The coronavirus pandemic has been detrimental for the hospitality sector. More people are choosing to stay home to stay safe and to save money in the face of the largest recession since records began. Plus, hotels, licenced venues, and restaurants are subject to tightening restrictions, limiting revenue, and increasing expenditure for safety regulation including staff training and cleaning equipment.
During financial adversity, small market enterprises must re-evaluate their finances. A finance department should recognise areas for increased revenue, saving potential, and forecast potential difficulties in the future.
Here we look at ways in which SMEs in the hospitality sector can reassess their finance department to transform their business.
The pandemic has proved that the hospitality sector must be prepared for every circumstance. Sudden decisions to protect the public are understandable during these adverse times. Most recently, hospitality venues have been restricted by a 10 pm curfew, further reducing footfall in bars and restaurants. This emphasises the importance of financial planning.
It is the expectation that hospitability businesses function on an operating budget. These budgets include the cost of wages, rent, and products. However, with the volatility of 2020, this budget type may not be thoroughly effective. Businesses have had to find additional money for cleaning equipment and staff training.
Borrowing budget templates from other industries may share ideas on how expenses can be saved. For example, zero-based budgets create an optimistic perspective on cost-saving processes. Instead of looking for where cuts can be made, this budget allows finance departments and managers to argue why they should spend. In a zero-based budget, department leaders must justify every expense based on their utility and potential to drive revenue.
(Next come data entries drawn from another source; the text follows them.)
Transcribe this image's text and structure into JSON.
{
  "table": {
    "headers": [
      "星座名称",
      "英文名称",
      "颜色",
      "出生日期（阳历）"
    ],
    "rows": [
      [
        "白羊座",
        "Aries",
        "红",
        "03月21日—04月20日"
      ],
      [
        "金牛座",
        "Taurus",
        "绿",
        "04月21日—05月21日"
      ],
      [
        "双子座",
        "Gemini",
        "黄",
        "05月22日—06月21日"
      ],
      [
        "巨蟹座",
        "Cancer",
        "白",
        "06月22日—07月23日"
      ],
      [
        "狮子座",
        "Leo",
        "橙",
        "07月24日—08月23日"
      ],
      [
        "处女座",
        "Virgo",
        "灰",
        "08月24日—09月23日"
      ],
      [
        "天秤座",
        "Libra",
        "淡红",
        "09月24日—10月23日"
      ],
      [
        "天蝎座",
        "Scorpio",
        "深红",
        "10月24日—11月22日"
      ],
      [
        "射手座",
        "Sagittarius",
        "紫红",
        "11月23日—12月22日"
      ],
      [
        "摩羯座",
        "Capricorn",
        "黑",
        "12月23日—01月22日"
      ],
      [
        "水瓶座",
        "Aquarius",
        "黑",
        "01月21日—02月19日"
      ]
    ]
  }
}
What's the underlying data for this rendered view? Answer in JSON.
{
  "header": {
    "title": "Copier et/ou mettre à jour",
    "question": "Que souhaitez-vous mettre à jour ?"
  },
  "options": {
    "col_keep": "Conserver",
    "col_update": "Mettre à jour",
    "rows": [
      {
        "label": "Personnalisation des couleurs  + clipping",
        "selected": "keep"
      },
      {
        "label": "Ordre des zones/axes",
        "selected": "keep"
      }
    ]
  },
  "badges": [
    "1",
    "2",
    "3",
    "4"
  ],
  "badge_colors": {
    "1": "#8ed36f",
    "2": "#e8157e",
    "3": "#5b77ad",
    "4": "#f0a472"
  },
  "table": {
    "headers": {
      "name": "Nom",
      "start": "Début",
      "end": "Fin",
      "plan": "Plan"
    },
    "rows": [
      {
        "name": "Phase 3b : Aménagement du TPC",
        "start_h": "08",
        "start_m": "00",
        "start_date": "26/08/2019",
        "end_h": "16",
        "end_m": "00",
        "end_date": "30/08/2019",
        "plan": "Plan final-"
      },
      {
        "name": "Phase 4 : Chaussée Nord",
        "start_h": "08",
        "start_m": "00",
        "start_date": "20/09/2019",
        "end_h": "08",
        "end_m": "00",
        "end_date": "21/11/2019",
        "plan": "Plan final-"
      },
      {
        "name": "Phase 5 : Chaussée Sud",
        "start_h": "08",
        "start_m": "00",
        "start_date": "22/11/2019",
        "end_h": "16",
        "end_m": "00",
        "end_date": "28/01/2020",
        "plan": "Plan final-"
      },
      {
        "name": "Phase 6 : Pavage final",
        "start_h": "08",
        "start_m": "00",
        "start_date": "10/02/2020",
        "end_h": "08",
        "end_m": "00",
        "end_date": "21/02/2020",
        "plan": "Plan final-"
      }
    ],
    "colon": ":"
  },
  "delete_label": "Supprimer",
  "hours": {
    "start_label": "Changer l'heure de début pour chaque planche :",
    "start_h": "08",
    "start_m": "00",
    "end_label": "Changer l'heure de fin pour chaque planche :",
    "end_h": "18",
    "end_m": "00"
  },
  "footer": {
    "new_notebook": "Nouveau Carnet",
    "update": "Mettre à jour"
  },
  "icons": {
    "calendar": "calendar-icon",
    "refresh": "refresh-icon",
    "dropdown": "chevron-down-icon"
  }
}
According to one survey of businesses that use this approach, a 91 per cent majority met or exceeded their financial targets. The money saved by zero-based budgeting is often reinvested for growth. However, businesses may want to consider saving for future financial adversity, especially considering the pandemic. Each new period requires a new budget, allowing finance departments to understand the effectiveness of each approach and where further investment can be made.
The hospitality sector is the third-largest private-sector employer in the UK. It employs 3.2 million people, producing £130 billion in economic activity and £39 billion in tax for the government. However, it’s important to remember that the sector is broad and variable. Many industries offer different experiences with the unified aim to deliver good entertainment, service, and reception.
But where these industries differ is reflected in their finances, from the expenses to how consumers pay. For example, you may expect a hotel to receive credit card payments more than a restaurant, who may primarily process more debit cards. A licenced bar or pub may accept more cash than the other examples. These differences have a large effect on your finances. As we move towards a cashless society where card payments are more accepted due to their low contact and hygienic nature, it’s important to understand how your finances may be affected.
For example, reviewing that your business pays the correct interchange fees after using VISA or Mastercard processors is a priority. Interchange fees represent 70 to 90 per cent of all fees paid by merchants to banks. For a sector that has relied on cash, it is clear how the pandemic has changed spending habits and how the increase of card payments will affect your finances.
Companies should speak to their audit accountant and get a better sense of the best practices in the sector and what other businesses are paying. While auditors will not breach other company’s confidentiality, they will be able to aggregate their knowledge of what is going on in the sector and assist you immensely.
The pandemic has caused a loss in revenue for most sectors in the UK. However, this is especially detrimental to hospitality industries. The gross profit margin of a business in the hospitality sector is usually 30 per cent, making it one of the lowest profit margins compared to other industries. Even industries with lower profit margins, including construction and car sales, can alleviate the low margins with higher gross profit. Hospitality businesses cannot do this.
Therefore, it’s important to understand the balance between a fair cost and a reflective cost for your business’s products or services. While most businesses will want to offer customers a fair price for food and drink, the finance department should identify the true cost of your service. A reflective cost breaks down expenses.
For example, if you were setting rates for a hotel room, consider which processes are used to create your service and how much they cost. This includes:
Of course, various other expenses can be uncovered too. But understanding how these costs are reflected in your price makes it easier to maintain a healthy profit margin.
A purchasing manager can help to reduce these costs by ensuring that contracts are effective and reliable. Finance departments should negotiate on your business’s behalf, with a quick understanding of how each contract can affect revenue and profitability. For example, some drink suppliers may provide free glasses but may be more expensive overall than suppliers who don’t. How the cost of glassware affects this profitability should be considered.
With uncertainty mounting over how the hospitality industry can recover from the financial burden of the pandemic, SMEs in the hospitality sector must re-evaluate their finances. They need to assess the most effective ways to increase revenue and profitability. Finance departments can be a useful business partner in creating business strategy, whether they highlight future adversity or give a reflection of current expenditure. Your finance department should at the forefront of your business, guiding it through this difficult period.
Written for SME News by Wisteria Accountants.